U.S.: Qwest Wireless Billing Errors Affect 100,000 in Julygreenspun.com : LUSENET : Grassroots Information Coordination Center (GICC) : One Thread
Headline: Billing errors plagued Qwest; 100,000 were overcharged
Source: The Arizona Republic, 10 August 2001
Billing errors that have shocked Qwest wireless telephone customers throughout the company's 14-state region are more widespread than initially thought, the company said Thursday.
Qwest now estimates that more than 100,000 customers, or about 10 percent of its wireless users, may have received erroneous July bills.
Initial estimates pegged the number at 14,000 or about 1.4 percent of the total, but the company now says those numbers reflected only the most serious problems, generally those customers who were charged up to $600 per minute for excess airtime on their wireless accounts. Leslie McBride-Valenzuela of Phoenix, for example, received a bill for $26,628, and other statements have been as high as $50,000.
Qwest has now identified five different billing problems related to a recent computer software change. Besides the astronomical charges for excess airtime, the company has found customers who were double billed for some services and others who were not charged at all.
Meanwhile, the Denver company has backed down from an attempt to blame the media for long waits experienced by wireless customers calling with billing questions.
The company said Thursday that it would change a recorded message that warned callers of long waits for customer service "due to the high level of media coverage our billing issues have received."
Qwest spokesman Barbara Faulhaber said the company had absolutely no intention of blaming the media for its customer service problems.
"We take full responsibility for this," she said. "We just wanted to let them know there may be a longer wait than usual."

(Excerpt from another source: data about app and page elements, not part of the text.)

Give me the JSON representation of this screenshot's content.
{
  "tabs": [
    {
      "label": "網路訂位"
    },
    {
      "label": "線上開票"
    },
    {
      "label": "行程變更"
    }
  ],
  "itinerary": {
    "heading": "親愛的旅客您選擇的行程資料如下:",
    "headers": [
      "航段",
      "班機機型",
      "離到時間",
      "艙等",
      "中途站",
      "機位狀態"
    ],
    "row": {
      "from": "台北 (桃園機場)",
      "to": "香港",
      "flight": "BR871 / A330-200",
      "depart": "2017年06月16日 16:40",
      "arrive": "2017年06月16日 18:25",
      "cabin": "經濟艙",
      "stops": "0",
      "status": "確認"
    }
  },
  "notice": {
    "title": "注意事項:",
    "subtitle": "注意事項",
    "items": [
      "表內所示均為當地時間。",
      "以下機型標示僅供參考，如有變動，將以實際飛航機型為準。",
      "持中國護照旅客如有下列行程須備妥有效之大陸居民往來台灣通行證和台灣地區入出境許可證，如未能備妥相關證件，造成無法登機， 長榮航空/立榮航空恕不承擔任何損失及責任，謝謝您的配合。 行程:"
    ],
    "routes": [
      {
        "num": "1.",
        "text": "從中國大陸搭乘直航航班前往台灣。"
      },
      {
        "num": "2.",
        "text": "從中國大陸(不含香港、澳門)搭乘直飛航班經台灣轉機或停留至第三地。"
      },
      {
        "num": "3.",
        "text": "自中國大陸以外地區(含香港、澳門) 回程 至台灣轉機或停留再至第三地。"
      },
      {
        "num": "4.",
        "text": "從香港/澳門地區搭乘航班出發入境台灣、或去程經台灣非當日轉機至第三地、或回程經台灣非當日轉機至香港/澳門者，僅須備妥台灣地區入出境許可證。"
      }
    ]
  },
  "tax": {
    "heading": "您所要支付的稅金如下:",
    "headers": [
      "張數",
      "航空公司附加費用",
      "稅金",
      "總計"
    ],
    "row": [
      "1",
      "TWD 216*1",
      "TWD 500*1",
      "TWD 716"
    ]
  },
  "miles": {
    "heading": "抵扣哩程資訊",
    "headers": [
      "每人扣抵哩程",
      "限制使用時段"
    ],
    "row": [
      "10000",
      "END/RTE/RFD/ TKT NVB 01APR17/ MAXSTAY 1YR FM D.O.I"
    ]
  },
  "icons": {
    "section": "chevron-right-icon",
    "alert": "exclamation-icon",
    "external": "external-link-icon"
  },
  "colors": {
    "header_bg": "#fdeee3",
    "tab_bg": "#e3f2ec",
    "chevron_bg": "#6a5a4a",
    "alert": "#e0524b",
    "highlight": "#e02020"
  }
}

But she noted the company did detect a spike in customer-service calls after The Arizona Republic and other news outlets ran stories about the billing glitch.
In response to the problem, Qwest sent text messages to the handsets of all of its wireless customers and personal letters to about 80,000 subscribers. They tell customers to disregard their July statements and to wait for corrected copies. The company also set up a special customer-service number for people experiencing the billing problems. The number is 1-800-879-0611. For the inconvenience, Faulhaber said customers would not be charged for any excess minutes above their allotted time.
-- Andre Weltman (firstname.lastname@example.org), August 10, 2001
FYI, I got this (and many of my other news posts here) from the daily listing of business news articles at www.prudentbear.com. A highly recommended resource.
Re: the article above: When I read this, my first reaction concerning the long customer service access delays was to recall Gary North predicting exactly this problem, way back when...
No, I am *not* suggesting at all that there is a Y2K or other date component to this billing error -- although we'll likely never hear a convincing public explanation of *exactly* what the Qwest problem was -- but one consequence of a massive billing error is massive problems and frustration in reaching the company to make sure your own bill is fixed.
Gary North suggested for example the image of millions of Social Security recipients in phone tree hell when their checks didn't go through (assuming the phones didn't fail [grin]). While that didn't happen, at least not massively (there were some funny localized mailing delays last year, IIRC) this Qwest screw-up reminds me of the general issue.
-- Andre Weltman (email@example.com), August 10, 2001.
19990823 Weiss Ratings Inc. gives US West a below
average rating for Y2K efforts.
Quest later bought US West.
-- spider (firstname.lastname@example.org), August 10, 2001.